• What you will do: Which lines in the records below contain the word "price"? Copy each of them.

• Given entries:
*****

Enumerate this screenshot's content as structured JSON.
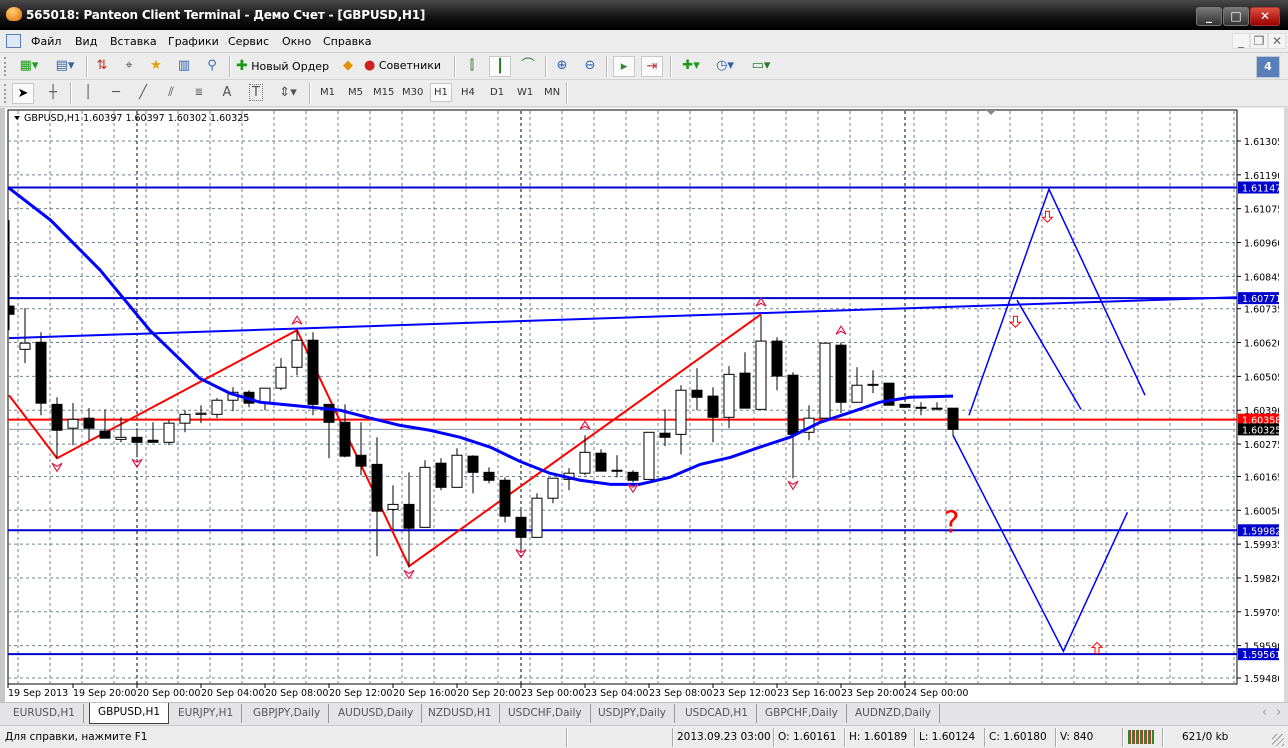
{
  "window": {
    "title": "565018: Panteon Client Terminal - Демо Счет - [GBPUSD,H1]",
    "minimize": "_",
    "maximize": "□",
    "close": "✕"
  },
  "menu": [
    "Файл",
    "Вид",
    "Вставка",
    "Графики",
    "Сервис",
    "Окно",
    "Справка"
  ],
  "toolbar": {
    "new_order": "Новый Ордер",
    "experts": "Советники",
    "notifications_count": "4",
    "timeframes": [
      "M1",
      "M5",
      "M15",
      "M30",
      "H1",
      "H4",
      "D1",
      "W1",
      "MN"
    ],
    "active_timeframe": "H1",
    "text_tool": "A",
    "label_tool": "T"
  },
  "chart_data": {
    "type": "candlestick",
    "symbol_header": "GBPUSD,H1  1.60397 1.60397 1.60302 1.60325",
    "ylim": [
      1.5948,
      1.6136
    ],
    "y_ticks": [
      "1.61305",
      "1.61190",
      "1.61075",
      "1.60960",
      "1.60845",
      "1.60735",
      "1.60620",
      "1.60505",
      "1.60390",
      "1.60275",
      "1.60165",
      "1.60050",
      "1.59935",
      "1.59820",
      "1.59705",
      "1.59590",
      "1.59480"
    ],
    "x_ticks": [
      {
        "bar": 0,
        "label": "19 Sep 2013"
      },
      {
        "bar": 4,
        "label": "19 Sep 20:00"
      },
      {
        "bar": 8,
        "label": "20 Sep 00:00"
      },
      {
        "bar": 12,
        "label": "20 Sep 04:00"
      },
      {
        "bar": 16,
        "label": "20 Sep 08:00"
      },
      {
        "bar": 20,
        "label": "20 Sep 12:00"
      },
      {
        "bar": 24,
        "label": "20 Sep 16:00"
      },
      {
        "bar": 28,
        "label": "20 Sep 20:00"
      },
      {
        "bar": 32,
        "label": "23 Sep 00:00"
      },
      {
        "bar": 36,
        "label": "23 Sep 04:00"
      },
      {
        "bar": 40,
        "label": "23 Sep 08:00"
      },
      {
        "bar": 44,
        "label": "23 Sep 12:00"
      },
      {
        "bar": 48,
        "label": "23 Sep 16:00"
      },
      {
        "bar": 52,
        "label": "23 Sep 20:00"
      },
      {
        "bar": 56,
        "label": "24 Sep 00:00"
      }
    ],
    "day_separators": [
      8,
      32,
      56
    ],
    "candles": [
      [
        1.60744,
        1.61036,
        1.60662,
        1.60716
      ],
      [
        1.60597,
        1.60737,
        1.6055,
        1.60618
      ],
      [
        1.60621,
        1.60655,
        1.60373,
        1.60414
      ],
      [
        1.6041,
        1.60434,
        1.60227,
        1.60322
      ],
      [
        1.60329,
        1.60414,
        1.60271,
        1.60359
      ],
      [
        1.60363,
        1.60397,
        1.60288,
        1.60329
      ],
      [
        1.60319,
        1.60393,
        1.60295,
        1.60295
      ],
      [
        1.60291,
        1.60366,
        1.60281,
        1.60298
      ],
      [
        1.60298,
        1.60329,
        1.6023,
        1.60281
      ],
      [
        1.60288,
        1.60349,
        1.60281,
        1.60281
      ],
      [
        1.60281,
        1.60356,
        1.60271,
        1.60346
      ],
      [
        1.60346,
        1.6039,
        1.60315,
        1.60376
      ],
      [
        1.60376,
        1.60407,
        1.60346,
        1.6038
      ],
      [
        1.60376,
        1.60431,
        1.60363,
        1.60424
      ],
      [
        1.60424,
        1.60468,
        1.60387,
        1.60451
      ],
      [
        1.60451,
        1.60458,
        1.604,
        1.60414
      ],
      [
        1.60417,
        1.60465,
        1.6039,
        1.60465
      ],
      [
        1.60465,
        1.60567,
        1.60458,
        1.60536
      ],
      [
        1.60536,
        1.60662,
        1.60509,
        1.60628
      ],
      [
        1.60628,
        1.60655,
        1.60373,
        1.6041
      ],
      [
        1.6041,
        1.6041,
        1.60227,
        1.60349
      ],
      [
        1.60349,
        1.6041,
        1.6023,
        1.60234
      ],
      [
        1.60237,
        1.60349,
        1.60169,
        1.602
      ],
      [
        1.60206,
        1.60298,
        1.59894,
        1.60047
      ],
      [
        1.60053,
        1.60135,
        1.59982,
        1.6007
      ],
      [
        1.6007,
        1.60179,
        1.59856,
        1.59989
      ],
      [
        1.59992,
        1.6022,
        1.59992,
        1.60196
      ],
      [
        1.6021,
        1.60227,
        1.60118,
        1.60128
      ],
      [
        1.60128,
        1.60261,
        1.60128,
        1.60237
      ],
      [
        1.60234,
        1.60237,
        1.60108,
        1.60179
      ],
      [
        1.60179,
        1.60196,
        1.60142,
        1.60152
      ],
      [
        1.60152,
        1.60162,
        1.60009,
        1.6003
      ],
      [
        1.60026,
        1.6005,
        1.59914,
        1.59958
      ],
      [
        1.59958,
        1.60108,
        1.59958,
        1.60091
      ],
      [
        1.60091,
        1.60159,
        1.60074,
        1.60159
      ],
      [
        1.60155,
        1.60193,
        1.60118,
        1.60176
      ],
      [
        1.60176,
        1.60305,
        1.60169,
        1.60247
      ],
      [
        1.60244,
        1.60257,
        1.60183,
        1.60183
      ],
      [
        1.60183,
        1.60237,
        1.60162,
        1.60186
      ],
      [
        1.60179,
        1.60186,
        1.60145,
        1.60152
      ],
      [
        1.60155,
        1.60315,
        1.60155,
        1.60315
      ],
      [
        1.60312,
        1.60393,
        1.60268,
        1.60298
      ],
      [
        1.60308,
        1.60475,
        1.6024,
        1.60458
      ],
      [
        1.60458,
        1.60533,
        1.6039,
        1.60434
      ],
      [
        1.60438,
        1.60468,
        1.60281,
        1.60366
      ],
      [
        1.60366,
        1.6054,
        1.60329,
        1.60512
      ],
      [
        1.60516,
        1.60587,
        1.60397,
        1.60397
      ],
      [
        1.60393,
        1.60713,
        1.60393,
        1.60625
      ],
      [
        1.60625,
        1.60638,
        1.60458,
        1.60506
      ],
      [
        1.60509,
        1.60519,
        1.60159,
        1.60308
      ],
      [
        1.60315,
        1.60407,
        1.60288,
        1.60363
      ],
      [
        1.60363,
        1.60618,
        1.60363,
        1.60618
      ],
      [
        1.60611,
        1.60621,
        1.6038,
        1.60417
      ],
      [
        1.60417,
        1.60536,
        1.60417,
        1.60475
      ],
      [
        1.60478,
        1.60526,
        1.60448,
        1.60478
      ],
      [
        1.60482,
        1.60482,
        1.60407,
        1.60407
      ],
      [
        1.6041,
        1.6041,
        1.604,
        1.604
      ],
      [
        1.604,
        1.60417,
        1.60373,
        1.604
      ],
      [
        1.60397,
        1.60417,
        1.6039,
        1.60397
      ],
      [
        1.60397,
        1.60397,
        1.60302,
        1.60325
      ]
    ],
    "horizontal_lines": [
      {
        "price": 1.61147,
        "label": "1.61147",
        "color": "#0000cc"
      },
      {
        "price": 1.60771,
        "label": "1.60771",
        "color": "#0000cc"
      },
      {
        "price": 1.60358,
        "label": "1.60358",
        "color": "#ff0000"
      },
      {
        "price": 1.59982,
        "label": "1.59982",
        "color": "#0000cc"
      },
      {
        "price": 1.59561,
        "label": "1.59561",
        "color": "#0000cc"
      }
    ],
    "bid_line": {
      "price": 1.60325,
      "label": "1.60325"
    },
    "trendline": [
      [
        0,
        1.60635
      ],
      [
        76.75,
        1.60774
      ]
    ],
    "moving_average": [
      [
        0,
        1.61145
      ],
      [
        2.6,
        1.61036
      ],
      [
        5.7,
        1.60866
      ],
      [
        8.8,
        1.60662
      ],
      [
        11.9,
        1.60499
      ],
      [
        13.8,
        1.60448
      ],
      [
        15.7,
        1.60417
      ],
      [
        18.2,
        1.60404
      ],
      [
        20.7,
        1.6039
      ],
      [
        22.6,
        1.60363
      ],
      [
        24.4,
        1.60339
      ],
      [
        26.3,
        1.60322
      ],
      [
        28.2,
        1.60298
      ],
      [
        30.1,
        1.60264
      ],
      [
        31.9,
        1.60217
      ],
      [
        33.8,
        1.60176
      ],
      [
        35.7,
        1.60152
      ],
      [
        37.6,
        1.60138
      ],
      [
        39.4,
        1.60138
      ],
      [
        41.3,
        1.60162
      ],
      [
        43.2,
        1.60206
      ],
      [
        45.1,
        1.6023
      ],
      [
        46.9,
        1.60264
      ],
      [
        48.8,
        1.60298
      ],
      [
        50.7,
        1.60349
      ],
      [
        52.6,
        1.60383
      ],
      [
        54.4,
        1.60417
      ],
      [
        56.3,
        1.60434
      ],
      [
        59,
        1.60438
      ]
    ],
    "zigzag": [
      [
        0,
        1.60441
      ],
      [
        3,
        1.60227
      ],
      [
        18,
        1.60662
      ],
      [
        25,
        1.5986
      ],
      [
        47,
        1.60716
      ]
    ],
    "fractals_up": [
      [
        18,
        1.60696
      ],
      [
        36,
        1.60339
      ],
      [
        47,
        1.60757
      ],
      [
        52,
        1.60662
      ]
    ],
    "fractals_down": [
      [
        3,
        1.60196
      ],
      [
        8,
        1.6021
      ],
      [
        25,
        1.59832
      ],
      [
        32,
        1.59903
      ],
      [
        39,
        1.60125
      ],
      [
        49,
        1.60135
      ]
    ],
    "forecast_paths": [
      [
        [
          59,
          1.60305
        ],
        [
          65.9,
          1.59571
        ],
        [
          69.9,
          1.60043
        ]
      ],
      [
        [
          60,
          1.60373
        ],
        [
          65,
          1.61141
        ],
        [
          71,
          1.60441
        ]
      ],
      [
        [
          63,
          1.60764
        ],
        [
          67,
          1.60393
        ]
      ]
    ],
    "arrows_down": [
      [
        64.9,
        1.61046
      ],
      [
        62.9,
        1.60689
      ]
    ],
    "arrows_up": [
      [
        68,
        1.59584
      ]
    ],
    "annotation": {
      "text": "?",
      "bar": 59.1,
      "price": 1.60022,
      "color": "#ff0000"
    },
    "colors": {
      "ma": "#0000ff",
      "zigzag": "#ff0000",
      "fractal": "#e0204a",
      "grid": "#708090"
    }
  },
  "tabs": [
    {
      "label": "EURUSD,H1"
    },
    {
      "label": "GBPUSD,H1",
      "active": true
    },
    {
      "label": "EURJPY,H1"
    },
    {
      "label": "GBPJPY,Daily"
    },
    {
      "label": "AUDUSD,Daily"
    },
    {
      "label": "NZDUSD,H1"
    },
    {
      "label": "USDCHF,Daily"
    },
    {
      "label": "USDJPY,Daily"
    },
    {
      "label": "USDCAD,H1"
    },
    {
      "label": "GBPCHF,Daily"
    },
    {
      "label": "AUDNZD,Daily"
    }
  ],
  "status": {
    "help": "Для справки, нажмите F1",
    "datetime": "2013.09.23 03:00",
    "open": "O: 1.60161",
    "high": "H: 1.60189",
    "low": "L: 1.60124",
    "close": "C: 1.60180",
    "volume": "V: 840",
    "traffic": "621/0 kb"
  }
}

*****

• Result for this exercise:
        "price": 1.61147,
        "price": 1.60771,
        "price": 1.60358,
        "price": 1.59982,
        "price": 1.59561,
      "price": 1.60325,
      "price": 1.60022,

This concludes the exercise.